== RECORDS TO PROCESS ==
--------------------------------

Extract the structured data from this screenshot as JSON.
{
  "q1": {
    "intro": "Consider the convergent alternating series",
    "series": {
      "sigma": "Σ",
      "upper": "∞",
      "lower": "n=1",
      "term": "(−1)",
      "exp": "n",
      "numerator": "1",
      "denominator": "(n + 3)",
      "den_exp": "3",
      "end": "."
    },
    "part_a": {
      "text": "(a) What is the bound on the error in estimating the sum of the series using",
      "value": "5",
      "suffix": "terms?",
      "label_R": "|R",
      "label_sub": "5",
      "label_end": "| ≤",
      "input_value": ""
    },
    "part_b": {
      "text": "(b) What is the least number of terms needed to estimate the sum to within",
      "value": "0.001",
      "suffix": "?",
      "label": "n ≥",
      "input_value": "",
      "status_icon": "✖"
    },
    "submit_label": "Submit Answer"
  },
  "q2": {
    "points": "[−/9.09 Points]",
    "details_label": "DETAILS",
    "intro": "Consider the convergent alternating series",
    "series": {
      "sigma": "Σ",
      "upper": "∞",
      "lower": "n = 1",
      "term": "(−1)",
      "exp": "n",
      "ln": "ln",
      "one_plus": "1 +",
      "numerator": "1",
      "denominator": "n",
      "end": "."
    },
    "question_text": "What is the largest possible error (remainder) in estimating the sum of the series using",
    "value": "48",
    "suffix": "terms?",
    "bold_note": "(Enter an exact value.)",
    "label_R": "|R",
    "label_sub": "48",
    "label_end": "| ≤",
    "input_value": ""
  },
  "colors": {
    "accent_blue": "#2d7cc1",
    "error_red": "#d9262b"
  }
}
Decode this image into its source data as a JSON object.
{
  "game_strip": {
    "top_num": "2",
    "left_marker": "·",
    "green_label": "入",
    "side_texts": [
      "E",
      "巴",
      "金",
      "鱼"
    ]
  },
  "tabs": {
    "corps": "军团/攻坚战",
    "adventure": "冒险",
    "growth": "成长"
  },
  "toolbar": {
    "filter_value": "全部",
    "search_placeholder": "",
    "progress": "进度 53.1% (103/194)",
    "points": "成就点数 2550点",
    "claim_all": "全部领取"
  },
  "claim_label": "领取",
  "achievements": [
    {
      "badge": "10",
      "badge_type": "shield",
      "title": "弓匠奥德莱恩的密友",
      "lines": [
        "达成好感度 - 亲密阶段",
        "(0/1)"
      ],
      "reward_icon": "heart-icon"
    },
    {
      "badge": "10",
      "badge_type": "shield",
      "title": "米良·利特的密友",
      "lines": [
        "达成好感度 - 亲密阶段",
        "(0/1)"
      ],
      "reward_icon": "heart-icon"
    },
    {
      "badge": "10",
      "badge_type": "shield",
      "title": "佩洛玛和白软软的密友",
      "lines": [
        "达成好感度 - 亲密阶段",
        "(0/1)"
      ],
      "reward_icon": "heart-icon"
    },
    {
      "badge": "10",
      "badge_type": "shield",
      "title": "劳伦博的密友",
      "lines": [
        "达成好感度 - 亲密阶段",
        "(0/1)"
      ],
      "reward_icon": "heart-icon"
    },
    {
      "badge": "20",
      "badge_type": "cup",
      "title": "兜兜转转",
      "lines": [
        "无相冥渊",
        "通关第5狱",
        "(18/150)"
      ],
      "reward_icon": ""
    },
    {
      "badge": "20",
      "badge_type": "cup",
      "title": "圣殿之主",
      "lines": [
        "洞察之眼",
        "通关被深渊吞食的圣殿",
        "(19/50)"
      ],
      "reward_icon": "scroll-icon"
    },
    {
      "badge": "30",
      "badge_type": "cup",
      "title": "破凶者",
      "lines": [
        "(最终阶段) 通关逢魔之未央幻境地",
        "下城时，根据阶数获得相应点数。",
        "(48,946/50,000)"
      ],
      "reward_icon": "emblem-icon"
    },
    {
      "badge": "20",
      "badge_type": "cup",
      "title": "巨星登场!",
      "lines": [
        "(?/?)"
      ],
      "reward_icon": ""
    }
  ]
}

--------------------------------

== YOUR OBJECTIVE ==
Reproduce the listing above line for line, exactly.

== RESPONSE ==
Extract the structured data from this screenshot as JSON.
{
  "q1": {
    "intro": "Consider the convergent alternating series",
    "series": {
      "sigma": "Σ",
      "upper": "∞",
      "lower": "n=1",
      "term": "(−1)",
      "exp": "n",
      "numerator": "1",
      "denominator": "(n + 3)",
      "den_exp": "3",
      "end": "."
    },
    "part_a": {
      "text": "(a) What is the bound on the error in estimating the sum of the series using",
      "value": "5",
      "suffix": "terms?",
      "label_R": "|R",
      "label_sub": "5",
      "label_end": "| ≤",
      "input_value": ""
    },
    "part_b": {
      "text": "(b) What is the least number of terms needed to estimate the sum to within",
      "value": "0.001",
      "suffix": "?",
      "label": "n ≥",
      "input_value": "",
      "status_icon": "✖"
    },
    "submit_label": "Submit Answer"
  },
  "q2": {
    "points": "[−/9.09 Points]",
    "details_label": "DETAILS",
    "intro": "Consider the convergent alternating series",
    "series": {
      "sigma": "Σ",
      "upper": "∞",
      "lower": "n = 1",
      "term": "(−1)",
      "exp": "n",
      "ln": "ln",
      "one_plus": "1 +",
      "numerator": "1",
      "denominator": "n",
      "end": "."
    },
    "question_text": "What is the largest possible error (remainder) in estimating the sum of the series using",
    "value": "48",
    "suffix": "terms?",
    "bold_note": "(Enter an exact value.)",
    "label_R": "|R",
    "label_sub": "48",
    "label_end": "| ≤",
    "input_value": ""
  },
  "colors": {
    "accent_blue": "#2d7cc1",
    "error_red": "#d9262b"
  }
}
Decode this image into its source data as a JSON object.
{
  "game_strip": {
    "top_num": "2",
    "left_marker": "·",
    "green_label": "入",
    "side_texts": [
      "E",
      "巴",
      "金",
      "鱼"
    ]
  },
  "tabs": {
    "corps": "军团/攻坚战",
    "adventure": "冒险",
    "growth": "成长"
  },
  "toolbar": {
    "filter_value": "全部",
    "search_placeholder": "",
    "progress": "进度 53.1% (103/194)",
    "points": "成就点数 2550点",
    "claim_all": "全部领取"
  },
  "claim_label": "领取",
  "achievements": [
    {
      "badge": "10",
      "badge_type": "shield",
      "title": "弓匠奥德莱恩的密友",
      "lines": [
        "达成好感度 - 亲密阶段",
        "(0/1)"
      ],
      "reward_icon": "heart-icon"
    },
    {
      "badge": "10",
      "badge_type": "shield",
      "title": "米良·利特的密友",
      "lines": [
        "达成好感度 - 亲密阶段",
        "(0/1)"
      ],
      "reward_icon": "heart-icon"
    },
    {
      "badge": "10",
      "badge_type": "shield",
      "title": "佩洛玛和白软软的密友",
      "lines": [
        "达成好感度 - 亲密阶段",
        "(0/1)"
      ],
      "reward_icon": "heart-icon"
    },
    {
      "badge": "10",
      "badge_type": "shield",
      "title": "劳伦博的密友",
      "lines": [
        "达成好感度 - 亲密阶段",
        "(0/1)"
      ],
      "reward_icon": "heart-icon"
    },
    {
      "badge": "20",
      "badge_type": "cup",
      "title": "兜兜转转",
      "lines": [
        "无相冥渊",
        "通关第5狱",
        "(18/150)"
      ],
      "reward_icon": ""
    },
    {
      "badge": "20",
      "badge_type": "cup",
      "title": "圣殿之主",
      "lines": [
        "洞察之眼",
        "通关被深渊吞食的圣殿",
        "(19/50)"
      ],
      "reward_icon": "scroll-icon"
    },
    {
      "badge": "30",
      "badge_type": "cup",
      "title": "破凶者",
      "lines": [
        "(最终阶段) 通关逢魔之未央幻境地",
        "下城时，根据阶数获得相应点数。",
        "(48,946/50,000)"
      ],
      "reward_icon": "emblem-icon"
    },
    {
      "badge": "20",
      "badge_type": "cup",
      "title": "巨星登场!",
      "lines": [
        "(?/?)"
      ],
      "reward_icon": ""
    }
  ]
}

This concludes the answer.